Trip to Haiti offers opportunity to partner with locals

Abbie Stuart

Many people remember Haiti as the nation that was struck by a devastating earthquake in 2010.  In the five years since then, Haiti has regained some of its footing, but the struggle of daily life is still there.  And they’ve invited us to help them continue to grow.

In response to an invitation from Haiti Lifeline, students from Washburn have the opportunity to go to Croix des Bouquet, a suburb of Port au Prince from June 18-26.  The team will be providing vocational training, but should also be ready to do some basic labor tasks such as painting the orphanage where the team will be staying while in Haiti.  The vocational training will include basics in computer software, machine sewing, car repair, construction, first aid, and health and child care.

“We don’t want to go there and just provide a bunch of aid,” said Steve Greene, part-time director of Washburn YoungLife and part-time director of college fellowship at Lion and the Lamb church.  “What we want to do is help in any way that we can with Haiti Lifeline developing members of the community that will have a trade or skill that will help build their own communities.”  

Greene went on to add that there are two options when giving aid to other nations when disaster strikes them.

“We can go down there and fix their cars, but it costs a lot of money…and it’s a lot of money being used by someone from America that could go into their economy.  Or we can teach them how to work on their cars and through that, sustain their own economy and they have a basic skill,” said Greene.

Greene also pointed out that there is a certain dignity to work, which helps boost the morale of struggling nations.  

“Intrinsically, I think there’s dignity to work,” Greene said.  “That’s what we’re called to as human being.  In the creational mandate…there’s this idea of work, and work was before the fall, so work is a good thing…we don’t want to be taking dignity away from them…we want to be affirming the dignity God has given them.”

The trip is in association with Haiti Lifeline, an organization that is dedicated to helping the citizens of Haiti.  Haiti Lifeline was begun in 1999 by Nicole Dieudonne.  After returning to her native Haiti when she finished college in the United States, Dieudonne began ministering to the local children and their mothers under a large mango tree by her house.  Since then, Diuedonne’s ministry has developed into the Centre for Children International Life Line d’Haiti Orphanage, which provides care for up to a hundred orphans.  Diuedonne manages the orphanage and the care of the orphans that members of the team can expect to interact with.  Greene explained how the American idea of an orphan is not necessarily the same as the type of orphan that lives at the orphanage.
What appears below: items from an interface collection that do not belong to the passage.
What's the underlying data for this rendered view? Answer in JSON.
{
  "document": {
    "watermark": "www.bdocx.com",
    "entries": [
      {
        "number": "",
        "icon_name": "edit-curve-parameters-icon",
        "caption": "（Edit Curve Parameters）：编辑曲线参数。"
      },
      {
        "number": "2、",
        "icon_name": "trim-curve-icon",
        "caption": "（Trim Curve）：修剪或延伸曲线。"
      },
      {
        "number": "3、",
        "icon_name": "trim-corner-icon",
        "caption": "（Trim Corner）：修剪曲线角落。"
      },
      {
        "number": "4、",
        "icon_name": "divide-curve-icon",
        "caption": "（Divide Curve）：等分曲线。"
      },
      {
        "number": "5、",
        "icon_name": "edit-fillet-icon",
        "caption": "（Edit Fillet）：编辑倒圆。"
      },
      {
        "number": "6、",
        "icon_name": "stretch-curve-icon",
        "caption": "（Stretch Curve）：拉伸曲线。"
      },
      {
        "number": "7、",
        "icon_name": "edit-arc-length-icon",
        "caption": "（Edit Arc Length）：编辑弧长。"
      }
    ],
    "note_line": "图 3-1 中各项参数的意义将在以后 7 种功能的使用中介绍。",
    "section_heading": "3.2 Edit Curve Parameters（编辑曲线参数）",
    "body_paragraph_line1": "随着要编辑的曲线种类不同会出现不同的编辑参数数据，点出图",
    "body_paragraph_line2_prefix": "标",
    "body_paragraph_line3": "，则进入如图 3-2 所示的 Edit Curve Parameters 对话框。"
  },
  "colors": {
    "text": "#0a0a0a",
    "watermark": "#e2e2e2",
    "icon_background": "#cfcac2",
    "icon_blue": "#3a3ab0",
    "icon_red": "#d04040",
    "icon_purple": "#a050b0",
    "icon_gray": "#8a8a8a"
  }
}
“Don’t assume that what we think of an orphan is what they are.  We often think of orphans as their mom and dad has died or they’ve been abandoned, but…in Haiti especially, these children have parents that are alive.  They’re just unable to financially take care of them and they’re invited to…bring them into the orphanage where they’re going to get a meal a day as opposed to a meal a week.”

Greene says that students who go to Haiti can also expect it to be a sweet time of learning as well as serving.

“If you’re going to Haiti because you want to feel good about yourself, you want to have your moment with an orphan, then this isn’t the trip you want to go to.  If you want to go with the idea that you want to serve a people and learn from a people who are in some ways different, but in a lot of ways similar to us, then that’s the goal of the trip.  It’s to serve and learn in a culture that is unlike ours,” said Greene.  “I just want to emphasize that you’re not going there because they need you.  We’re going there in a partnership with them.  They’ve invited us to come, and it’s a privilege to serve at Haiti Lifeline…They’ve invited us to participate in what God is doing in their community by serving and learning from them in their community in Croix de Bouquet.”

The trip is estimated to cost $1300.  There are only a limited number of spots available.  Students who are interested in going on the trip or would like more information should contact Steve Greene at [email protected].